I think those crop circles are rather beautiful. I wonder why people never learn to keep their unauthenticatable experiences to to themselves though. Police force is probably pushing early retirement on the poor guy.

adrian mckinty said...

Seana

I feel sorry for the poor guy. I'm sure he saw something (just not aliens).

I used to think all UFO reporters were hoaxsters or liars or attention getters, but when the missus and I saw our big triangle that all changed.

seana said...

I don't actually believe you. Unfortunately, UFO sightings have suffered a major setback with that UFO like balloon that took off across the landscape last week, supposedly with a child inside, which has turned out to be a major hoax, and using children as the hook no less.

I am not going to believe in aliens until one comes up to the register and says "I'd like to buy this book." And actually, that would not be enough. Nothing would be enough. Even if it were actually true.

adrian mckinty said...

Seana

Funnily enough the missus and I were talking about that incident in the backyard tonight. I'm about 99 percent convinced we saw a secret government aircraft that night in Denver. She thinks that that's too easy an explanation, but I dont know why an extra terrestrial craft would feel obliged to follow FAA regulations and carry running lights.

seana said...

I think the guy saw something. And I'm sure you and your wife did. I don't actually think most UFO stories are by hoaxters. It just seems like something that if it happened to me, I would tend to keep to myself, or maybe mention to a few close friends, as it's not really something likely to be understood, except perhaps by some very fringey people. Who I definitely would not want to pal around with. Also, like you, I would tend to think it was explainable by some more ordinary situation.

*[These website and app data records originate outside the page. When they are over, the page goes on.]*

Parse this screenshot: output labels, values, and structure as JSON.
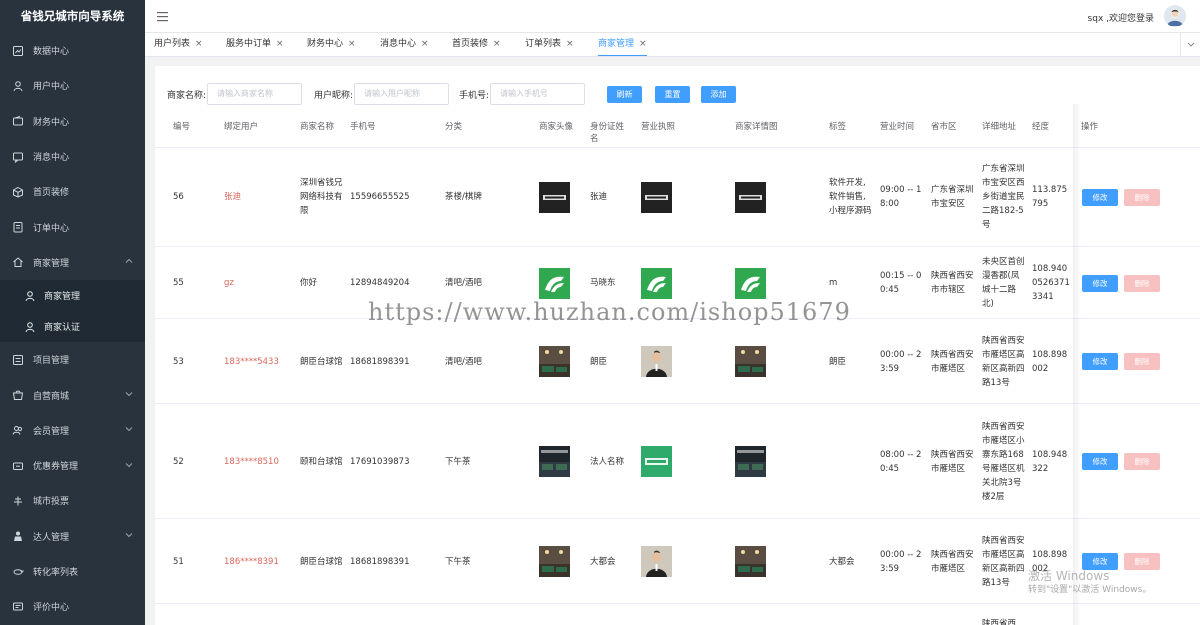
{
  "app_title": "省钱兄城市向导系统",
  "header": {
    "welcome": "sqx ,欢迎您登录"
  },
  "sidebar": {
    "items": [
      {
        "label": "数据中心",
        "icon": "dashboard-icon"
      },
      {
        "label": "用户中心",
        "icon": "user-icon"
      },
      {
        "label": "财务中心",
        "icon": "wallet-icon"
      },
      {
        "label": "消息中心",
        "icon": "message-icon"
      },
      {
        "label": "首页装修",
        "icon": "cube-icon"
      },
      {
        "label": "订单中心",
        "icon": "order-icon"
      },
      {
        "label": "商家管理",
        "icon": "home-icon"
      },
      {
        "label": "项目管理",
        "icon": "project-icon"
      },
      {
        "label": "自营商城",
        "icon": "shop-icon"
      },
      {
        "label": "会员管理",
        "icon": "member-icon"
      },
      {
        "label": "优惠券管理",
        "icon": "coupon-icon"
      },
      {
        "label": "城市投票",
        "icon": "vote-icon"
      },
      {
        "label": "达人管理",
        "icon": "expert-icon"
      },
      {
        "label": "转化率列表",
        "icon": "conversion-icon"
      },
      {
        "label": "评价中心",
        "icon": "review-icon"
      }
    ],
    "sub_items": [
      {
        "label": "商家管理"
      },
      {
        "label": "商家认证"
      }
    ]
  },
  "tabs": [
    {
      "label": "用户列表"
    },
    {
      "label": "服务中订单"
    },
    {
      "label": "财务中心"
    },
    {
      "label": "消息中心"
    },
    {
      "label": "首页装修"
    },
    {
      "label": "订单列表"
    },
    {
      "label": "商家管理"
    }
  ],
  "filters": {
    "merchant_name_label": "商家名称:",
    "merchant_name_placeholder": "请输入商家名称",
    "nickname_label": "用户昵称:",
    "nickname_placeholder": "请输入用户昵称",
    "phone_label": "手机号:",
    "phone_placeholder": "请输入手机号",
    "refresh": "刷新",
    "reset": "重置",
    "add": "添加"
  },
  "table": {
    "columns": [
      "编号",
      "绑定用户",
      "商家名称",
      "手机号",
      "分类",
      "商家头像",
      "身份证姓名",
      "营业执照",
      "商家详情图",
      "标签",
      "营业时间",
      "省市区",
      "详细地址",
      "经度",
      "操作"
    ],
    "edit_label": "修改",
    "delete_label": "删除",
    "rows": [
      {
        "id": "56",
        "user": "张迪",
        "name": "深圳省钱兄网络科技有限",
        "phone": "15596655525",
        "category": "茶楼/棋牌",
        "idname": "张迪",
        "tag": "软件开发,软件销售,小程序源码",
        "hours": "09:00 -- 18:00",
        "region": "广东省深圳市宝安区",
        "address": "广东省深圳市宝安区西乡街道宝民二路182-5号",
        "lng": "113.875795",
        "thumb": "brand"
      },
      {
        "id": "55",
        "user": "gz",
        "name": "你好",
        "phone": "12894849204",
        "category": "清吧/酒吧",
        "idname": "马晓东",
        "tag": "m",
        "hours": "00:15 -- 00:45",
        "region": "陕西省西安市市辖区",
        "address": "未央区首创漫香郡(凤城十二路北)",
        "lng": "108.94005263713341",
        "thumb": "green"
      },
      {
        "id": "53",
        "user": "183****5433",
        "name": "朗臣台球馆",
        "phone": "18681898391",
        "category": "清吧/酒吧",
        "idname": "朗臣",
        "tag": "朗臣",
        "hours": "00:00 -- 23:59",
        "region": "陕西省西安市雁塔区",
        "address": "陕西省西安市雁塔区高新区高新四路13号",
        "lng": "108.898002",
        "thumb": "photo"
      },
      {
        "id": "52",
        "user": "183****8510",
        "name": "颐和台球馆",
        "phone": "17691039873",
        "category": "下午茶",
        "idname": "法人名称",
        "tag": "",
        "hours": "08:00 -- 20:45",
        "region": "陕西省西安市雁塔区",
        "address": "陕西省西安市雁塔区小寨东路168号雁塔区机关北院3号楼2层",
        "lng": "108.948322",
        "thumb": "hall"
      },
      {
        "id": "51",
        "user": "186****8391",
        "name": "朗臣台球馆",
        "phone": "18681898391",
        "category": "下午茶",
        "idname": "大都会",
        "tag": "大都会",
        "hours": "00:00 -- 23:59",
        "region": "陕西省西安市雁塔区",
        "address": "陕西省西安市雁塔区高新区高新四路13号",
        "lng": "108.898002",
        "thumb": "photo"
      },
      {
        "id": "",
        "user": "",
        "name": "",
        "phone": "",
        "category": "",
        "idname": "",
        "tag": "",
        "hours": "",
        "region": "",
        "address": "陕西省西",
        "lng": "",
        "thumb": "none"
      }
    ]
  },
  "watermark": "https://www.huzhan.com/ishop51679",
  "activation": {
    "line1": "激活 Windows",
    "line2": "转到\"设置\"以激活 Windows。"
  }
}
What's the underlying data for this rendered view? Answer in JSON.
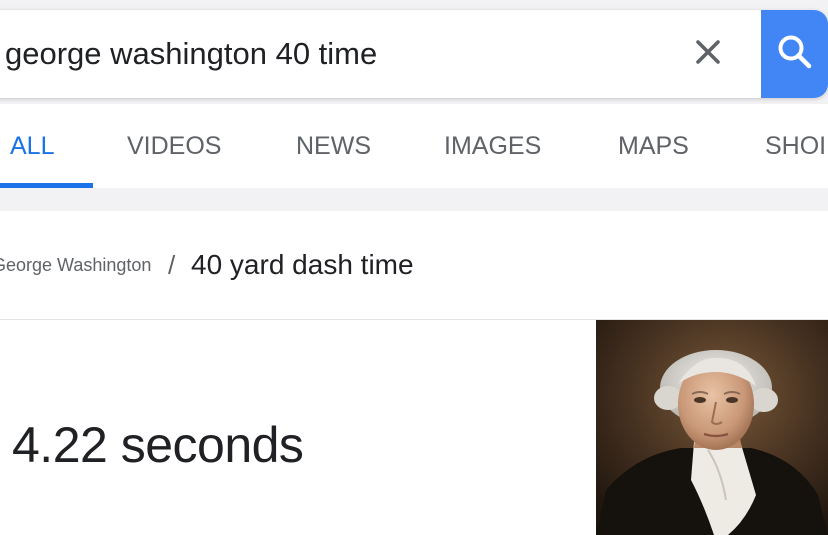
{
  "search": {
    "query": "george washington 40 time"
  },
  "tabs": [
    {
      "label": "ALL",
      "active": true
    },
    {
      "label": "VIDEOS",
      "active": false
    },
    {
      "label": "NEWS",
      "active": false
    },
    {
      "label": "IMAGES",
      "active": false
    },
    {
      "label": "MAPS",
      "active": false
    },
    {
      "label": "SHOI",
      "active": false
    }
  ],
  "breadcrumb": {
    "entity": "George Washington",
    "separator": "/",
    "attribute": "40 yard dash time"
  },
  "answer": {
    "value": "4.22 seconds"
  },
  "icons": {
    "clear": "close-icon",
    "search": "search-icon",
    "portrait": "portrait-image"
  },
  "colors": {
    "accent": "#1a73e8",
    "search_button": "#4285f4",
    "text_primary": "#202124",
    "text_secondary": "#5f6368"
  }
}
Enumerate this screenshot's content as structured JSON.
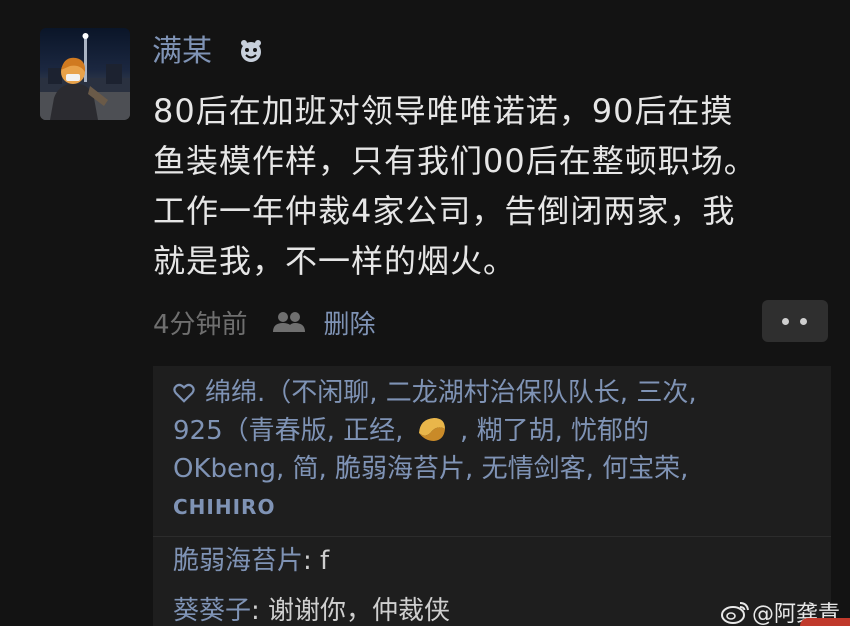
{
  "post": {
    "username": "满某",
    "content_lines": [
      "80后在加班对领导唯唯诺诺，90后在摸",
      "鱼装模作样，只有我们00后在整顿职场。",
      "工作一年仲裁4家公司，告倒闭两家，我",
      "就是我，不一样的烟火。"
    ],
    "time": "4分钟前",
    "delete_label": "删除"
  },
  "likes": {
    "line1": "绵绵.（不闲聊, 二龙湖村治保队队长, 三次,",
    "line2_a": "925（青春版, 正经,",
    "line2_b": ", 糊了胡, 忧郁的",
    "line3": "OKbeng, 简, 脆弱海苔片, 无情剑客, 何宝荣,",
    "line4": "CHIHIRO"
  },
  "comments": [
    {
      "author": "脆弱海苔片",
      "text": "f"
    },
    {
      "author": "葵葵子",
      "text": "谢谢你，仲裁侠"
    }
  ],
  "watermark": "@阿龚青",
  "colors": {
    "background": "#131313",
    "link": "#7f93b5",
    "text": "#e6e6e6",
    "muted": "#6f6f6f",
    "comment_bg": "#1e1e1e"
  },
  "icons": {
    "badge": "emoji-face-icon",
    "visibility": "friends-icon",
    "more": "more-dots-icon",
    "like": "heart-icon",
    "emoji": "fortune-cookie-icon",
    "watermark": "weibo-icon"
  }
}
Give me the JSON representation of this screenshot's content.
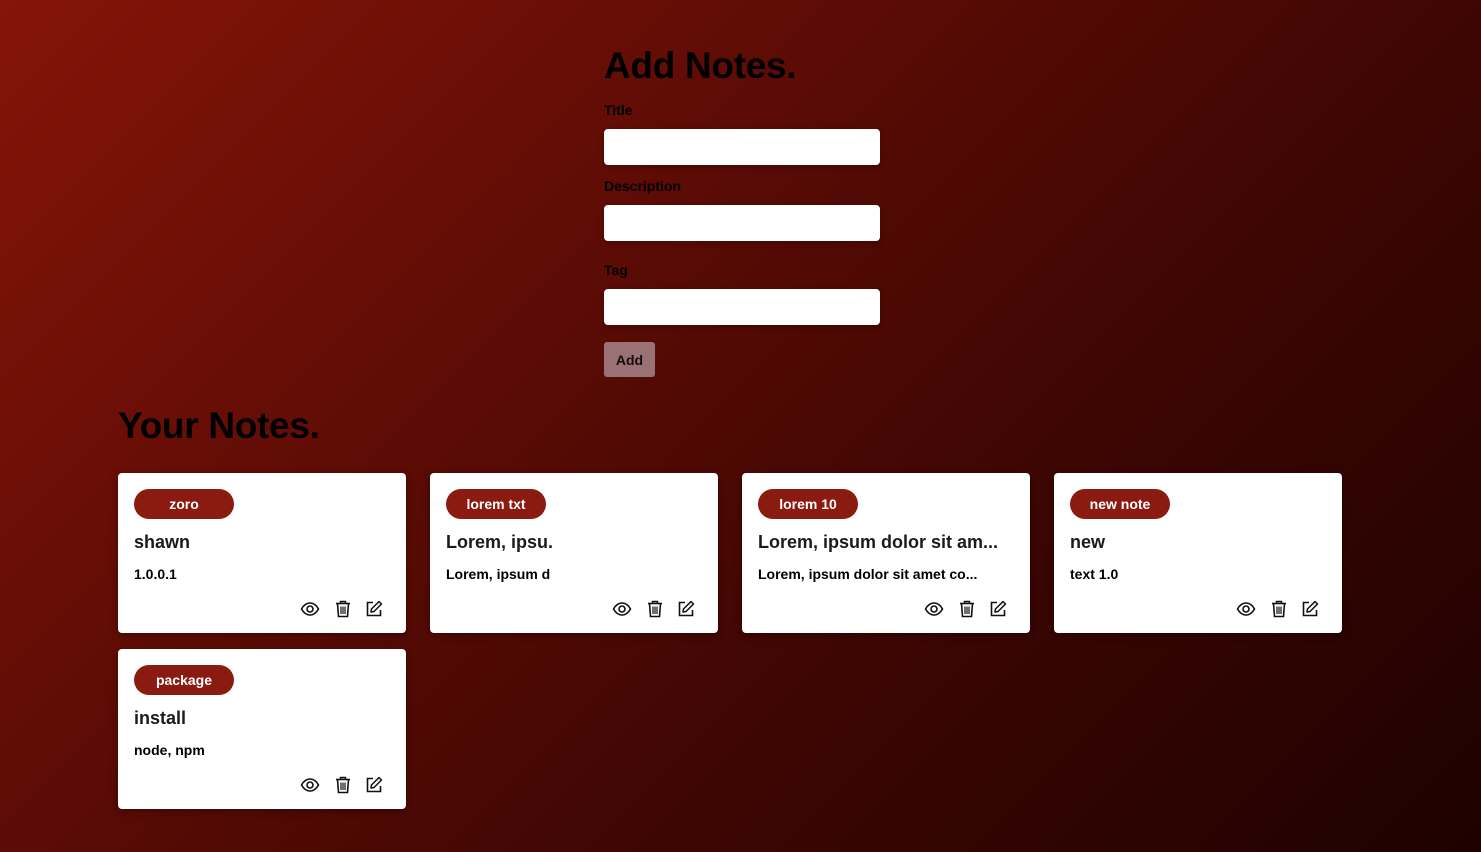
{
  "add_form": {
    "heading": "Add Notes.",
    "title_label": "Title",
    "title_value": "",
    "description_label": "Description",
    "description_value": "",
    "tag_label": "Tag",
    "tag_value": "",
    "add_button_label": "Add"
  },
  "notes_section": {
    "heading": "Your Notes.",
    "notes": [
      {
        "tag": "zoro",
        "title": "shawn",
        "description": "1.0.0.1"
      },
      {
        "tag": "lorem txt",
        "title": "Lorem, ipsu.",
        "description": "Lorem, ipsum d"
      },
      {
        "tag": "lorem 10",
        "title": "Lorem, ipsum dolor sit am...",
        "description": "Lorem, ipsum dolor sit amet co..."
      },
      {
        "tag": "new note",
        "title": "new",
        "description": "text 1.0"
      },
      {
        "tag": "package",
        "title": "install",
        "description": "node, npm"
      }
    ],
    "icons": {
      "view": "eye-icon",
      "delete": "trash-icon",
      "edit": "edit-icon"
    }
  },
  "colors": {
    "tag_badge": "#8b1a10",
    "add_button": "#9a7275",
    "card": "#ffffff"
  }
}
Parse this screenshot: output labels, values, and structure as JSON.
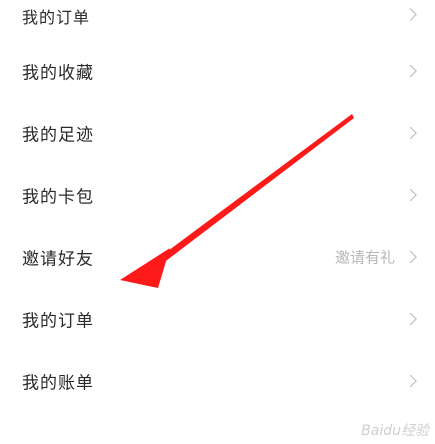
{
  "menu": {
    "items": [
      {
        "label": "我的订单",
        "hint": ""
      },
      {
        "label": "我的收藏",
        "hint": ""
      },
      {
        "label": "我的足迹",
        "hint": ""
      },
      {
        "label": "我的卡包",
        "hint": ""
      },
      {
        "label": "邀请好友",
        "hint": "邀请有礼"
      },
      {
        "label": "我的订单",
        "hint": ""
      },
      {
        "label": "我的账单",
        "hint": ""
      }
    ]
  },
  "annotation": {
    "arrow_color": "#ff1a1a"
  },
  "watermark": {
    "text": "Baidu经验"
  }
}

Brian O'Rourke said...

Adrian,

Those UFOs are smart ones. They put those FAA compliant running lights on their ship to fool you.